The task
Repeat the listing that follows, character for character, minus the pictures.

Data provided
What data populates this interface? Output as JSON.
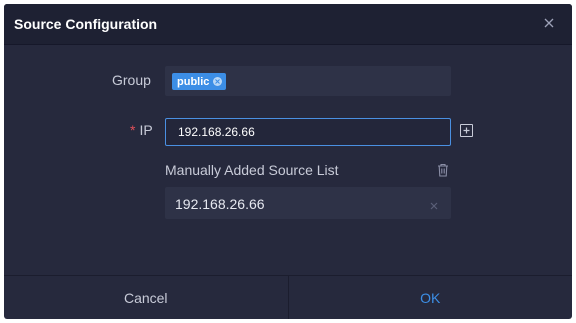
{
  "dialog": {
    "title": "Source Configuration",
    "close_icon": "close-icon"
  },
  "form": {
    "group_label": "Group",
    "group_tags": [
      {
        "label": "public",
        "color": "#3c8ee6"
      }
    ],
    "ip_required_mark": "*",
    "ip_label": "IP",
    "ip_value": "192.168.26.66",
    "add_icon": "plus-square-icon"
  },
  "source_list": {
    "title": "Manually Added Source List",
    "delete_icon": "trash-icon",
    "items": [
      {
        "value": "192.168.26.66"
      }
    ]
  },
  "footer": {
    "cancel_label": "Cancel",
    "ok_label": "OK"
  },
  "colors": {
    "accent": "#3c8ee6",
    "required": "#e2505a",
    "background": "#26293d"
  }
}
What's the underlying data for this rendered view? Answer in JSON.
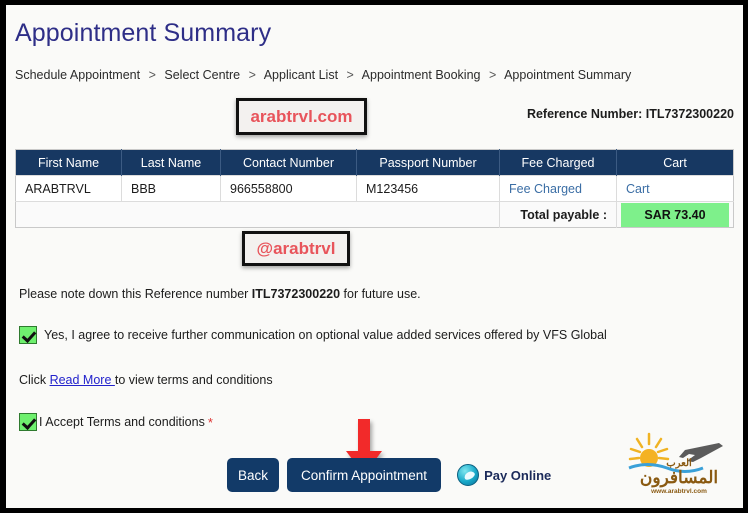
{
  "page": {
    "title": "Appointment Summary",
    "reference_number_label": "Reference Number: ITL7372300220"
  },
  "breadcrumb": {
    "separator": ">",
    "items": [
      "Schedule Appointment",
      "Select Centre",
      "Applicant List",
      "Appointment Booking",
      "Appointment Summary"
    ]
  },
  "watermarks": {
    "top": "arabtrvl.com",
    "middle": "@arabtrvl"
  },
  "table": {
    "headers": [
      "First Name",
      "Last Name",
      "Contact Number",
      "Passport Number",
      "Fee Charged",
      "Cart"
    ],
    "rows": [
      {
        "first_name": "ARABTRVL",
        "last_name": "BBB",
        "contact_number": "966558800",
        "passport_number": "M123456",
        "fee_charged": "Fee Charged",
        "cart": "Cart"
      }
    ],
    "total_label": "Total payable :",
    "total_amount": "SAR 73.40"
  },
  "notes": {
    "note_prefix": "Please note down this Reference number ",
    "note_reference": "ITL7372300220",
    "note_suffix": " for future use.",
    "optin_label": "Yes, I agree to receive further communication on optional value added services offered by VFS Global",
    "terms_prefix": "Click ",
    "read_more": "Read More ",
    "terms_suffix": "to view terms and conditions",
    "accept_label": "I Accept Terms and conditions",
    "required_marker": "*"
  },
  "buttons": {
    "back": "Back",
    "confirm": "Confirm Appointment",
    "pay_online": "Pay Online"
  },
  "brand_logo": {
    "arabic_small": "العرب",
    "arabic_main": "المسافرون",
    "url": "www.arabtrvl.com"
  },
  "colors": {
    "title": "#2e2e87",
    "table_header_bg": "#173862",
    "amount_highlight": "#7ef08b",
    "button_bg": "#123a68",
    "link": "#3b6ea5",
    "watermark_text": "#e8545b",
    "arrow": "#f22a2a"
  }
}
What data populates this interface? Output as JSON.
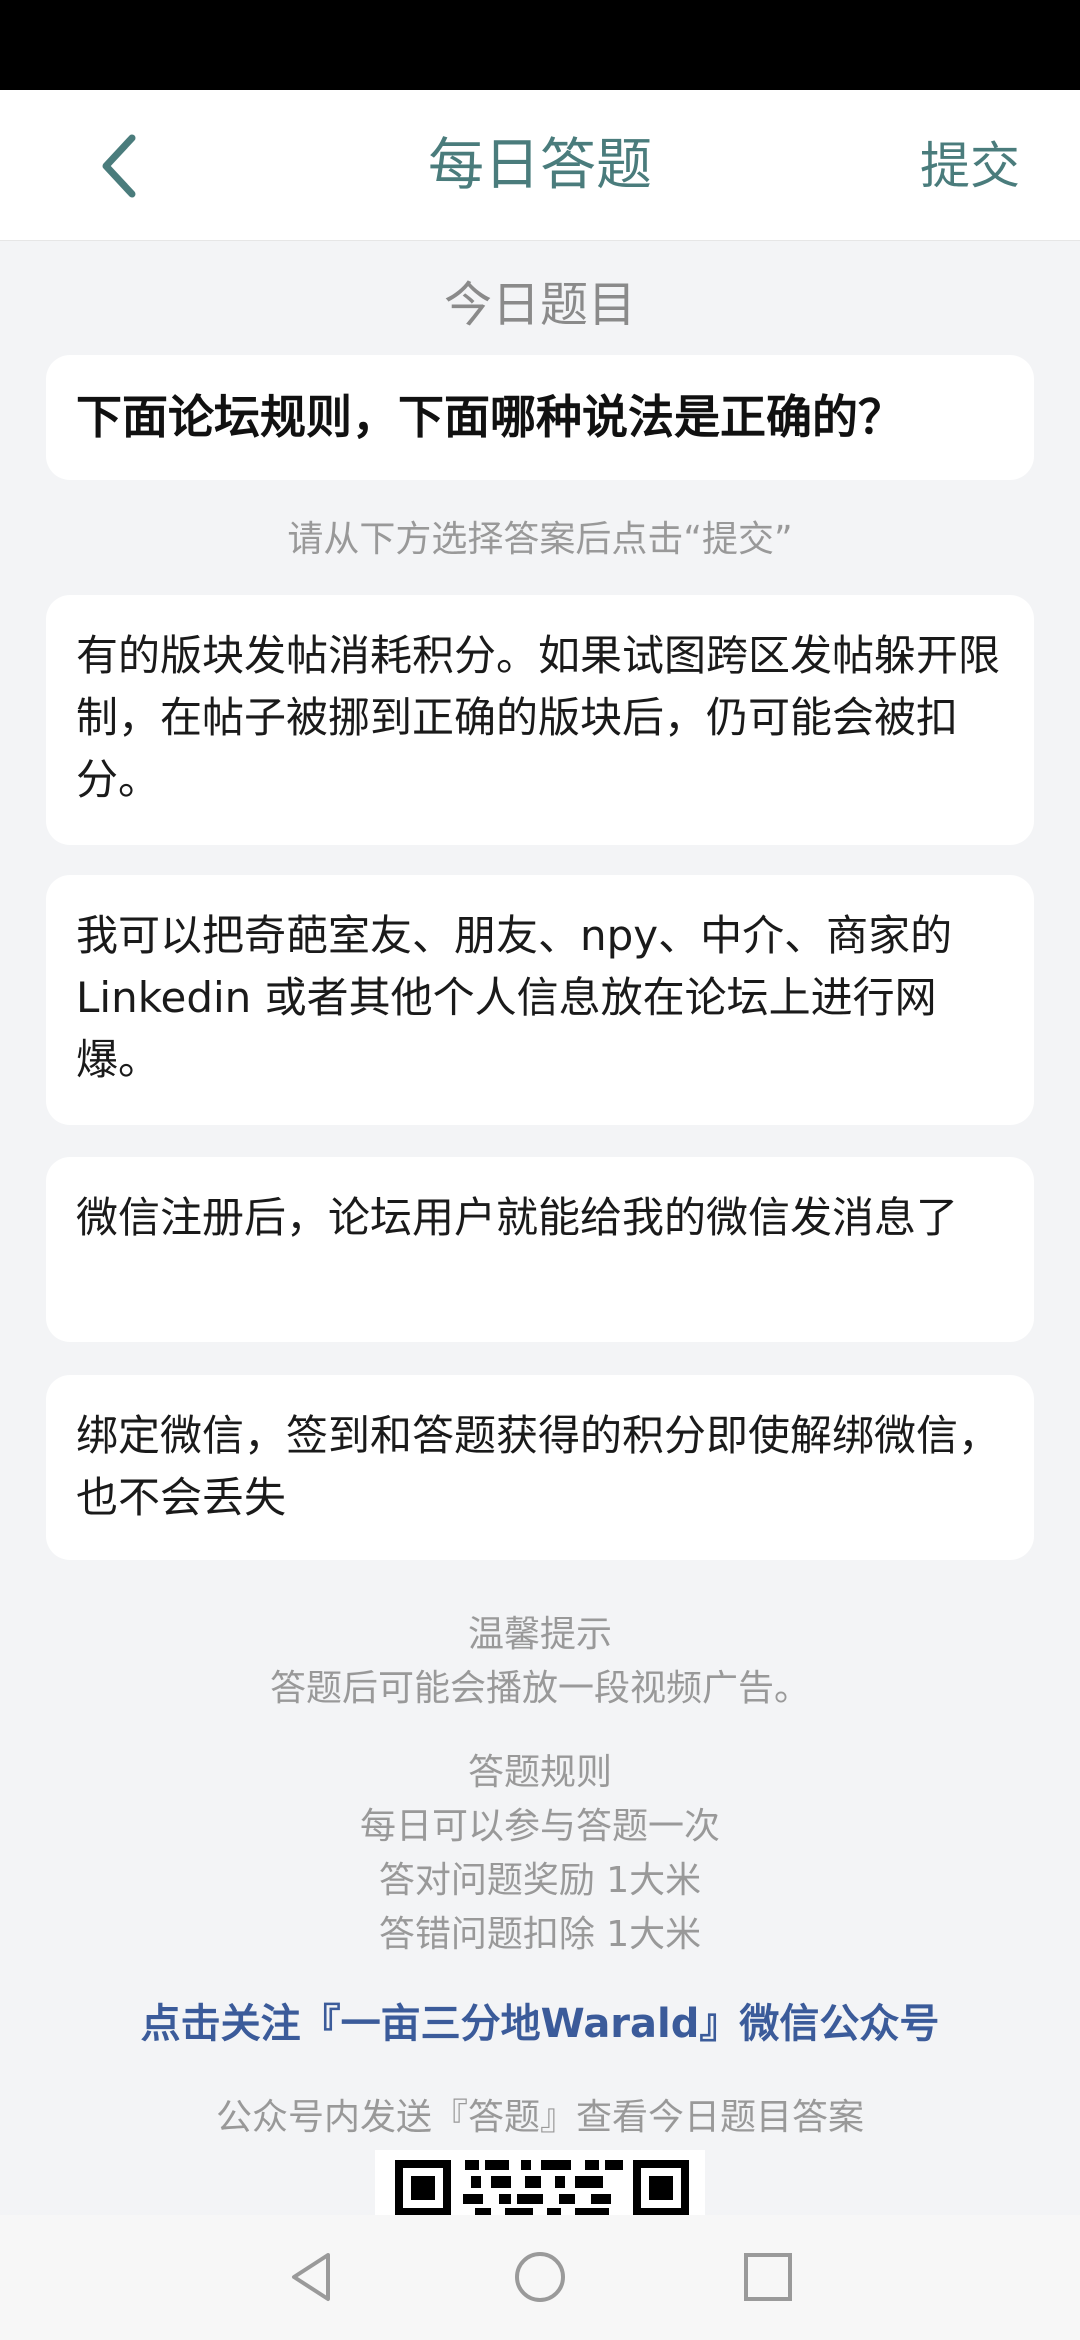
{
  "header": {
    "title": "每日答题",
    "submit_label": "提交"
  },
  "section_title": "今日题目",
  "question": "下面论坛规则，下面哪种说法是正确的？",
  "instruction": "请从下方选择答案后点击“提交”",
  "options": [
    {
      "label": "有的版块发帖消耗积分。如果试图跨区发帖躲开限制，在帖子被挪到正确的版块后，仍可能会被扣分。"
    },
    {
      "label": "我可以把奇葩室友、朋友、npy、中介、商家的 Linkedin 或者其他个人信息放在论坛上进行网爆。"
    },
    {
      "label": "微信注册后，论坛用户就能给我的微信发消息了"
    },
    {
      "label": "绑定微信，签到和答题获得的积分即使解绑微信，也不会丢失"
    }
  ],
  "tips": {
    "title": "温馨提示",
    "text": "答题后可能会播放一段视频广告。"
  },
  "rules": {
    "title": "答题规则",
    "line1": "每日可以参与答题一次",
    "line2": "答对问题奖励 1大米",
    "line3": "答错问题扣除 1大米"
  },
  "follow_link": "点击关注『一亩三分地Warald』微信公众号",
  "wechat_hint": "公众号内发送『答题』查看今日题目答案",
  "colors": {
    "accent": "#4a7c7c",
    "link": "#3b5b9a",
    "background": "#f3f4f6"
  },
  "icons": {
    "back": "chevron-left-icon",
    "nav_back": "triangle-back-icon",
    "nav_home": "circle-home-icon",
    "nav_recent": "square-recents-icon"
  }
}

Solution
What data populates this interface? Output as JSON.
{
  "dialog": {
    "title": "Source Configuration",
    "close_icon": "close-icon"
  },
  "form": {
    "group_label": "Group",
    "group_tags": [
      {
        "label": "public",
        "color": "#3c8ee6"
      }
    ],
    "ip_required_mark": "*",
    "ip_label": "IP",
    "ip_value": "192.168.26.66",
    "add_icon": "plus-square-icon"
  },
  "source_list": {
    "title": "Manually Added Source List",
    "delete_icon": "trash-icon",
    "items": [
      {
        "value": "192.168.26.66"
      }
    ]
  },
  "footer": {
    "cancel_label": "Cancel",
    "ok_label": "OK"
  },
  "colors": {
    "accent": "#3c8ee6",
    "required": "#e2505a",
    "background": "#26293d"
  }
}
What's the underlying data for this rendered view? Answer in JSON.
{
  "page": {
    "title": "Appointment Summary",
    "reference_number_label": "Reference Number: ITL7372300220"
  },
  "breadcrumb": {
    "separator": ">",
    "items": [
      "Schedule Appointment",
      "Select Centre",
      "Applicant List",
      "Appointment Booking",
      "Appointment Summary"
    ]
  },
  "watermarks": {
    "top": "arabtrvl.com",
    "middle": "@arabtrvl"
  },
  "table": {
    "headers": [
      "First Name",
      "Last Name",
      "Contact Number",
      "Passport Number",
      "Fee Charged",
      "Cart"
    ],
    "rows": [
      {
        "first_name": "ARABTRVL",
        "last_name": "BBB",
        "contact_number": "966558800",
        "passport_number": "M123456",
        "fee_charged": "Fee Charged",
        "cart": "Cart"
      }
    ],
    "total_label": "Total payable :",
    "total_amount": "SAR 73.40"
  },
  "notes": {
    "note_prefix": "Please note down this Reference number ",
    "note_reference": "ITL7372300220",
    "note_suffix": " for future use.",
    "optin_label": "Yes, I agree to receive further communication on optional value added services offered by VFS Global",
    "terms_prefix": "Click ",
    "read_more": "Read More ",
    "terms_suffix": "to view terms and conditions",
    "accept_label": "I Accept Terms and conditions",
    "required_marker": "*"
  },
  "buttons": {
    "back": "Back",
    "confirm": "Confirm Appointment",
    "pay_online": "Pay Online"
  },
  "brand_logo": {
    "arabic_small": "العرب",
    "arabic_main": "المسافرون",
    "url": "www.arabtrvl.com"
  },
  "colors": {
    "title": "#2e2e87",
    "table_header_bg": "#173862",
    "amount_highlight": "#7ef08b",
    "button_bg": "#123a68",
    "link": "#3b6ea5",
    "watermark_text": "#e8545b",
    "arrow": "#f22a2a"
  }
}
What data populates this interface? Output as JSON.
{
  "header": {
    "title": "每日答题",
    "submit_label": "提交"
  },
  "section_title": "今日题目",
  "question": "下面论坛规则，下面哪种说法是正确的？",
  "instruction": "请从下方选择答案后点击“提交”",
  "options": [
    {
      "label": "有的版块发帖消耗积分。如果试图跨区发帖躲开限制，在帖子被挪到正确的版块后，仍可能会被扣分。"
    },
    {
      "label": "我可以把奇葩室友、朋友、npy、中介、商家的 Linkedin 或者其他个人信息放在论坛上进行网爆。"
    },
    {
      "label": "微信注册后，论坛用户就能给我的微信发消息了"
    },
    {
      "label": "绑定微信，签到和答题获得的积分即使解绑微信，也不会丢失"
    }
  ],
  "tips": {
    "title": "温馨提示",
    "text": "答题后可能会播放一段视频广告。"
  },
  "rules": {
    "title": "答题规则",
    "line1": "每日可以参与答题一次",
    "line2": "答对问题奖励 1大米",
    "line3": "答错问题扣除 1大米"
  },
  "follow_link": "点击关注『一亩三分地Warald』微信公众号",
  "wechat_hint": "公众号内发送『答题』查看今日题目答案",
  "colors": {
    "accent": "#4a7c7c",
    "link": "#3b5b9a",
    "background": "#f3f4f6"
  },
  "icons": {
    "back": "chevron-left-icon",
    "nav_back": "triangle-back-icon",
    "nav_home": "circle-home-icon",
    "nav_recent": "square-recents-icon"
  }
}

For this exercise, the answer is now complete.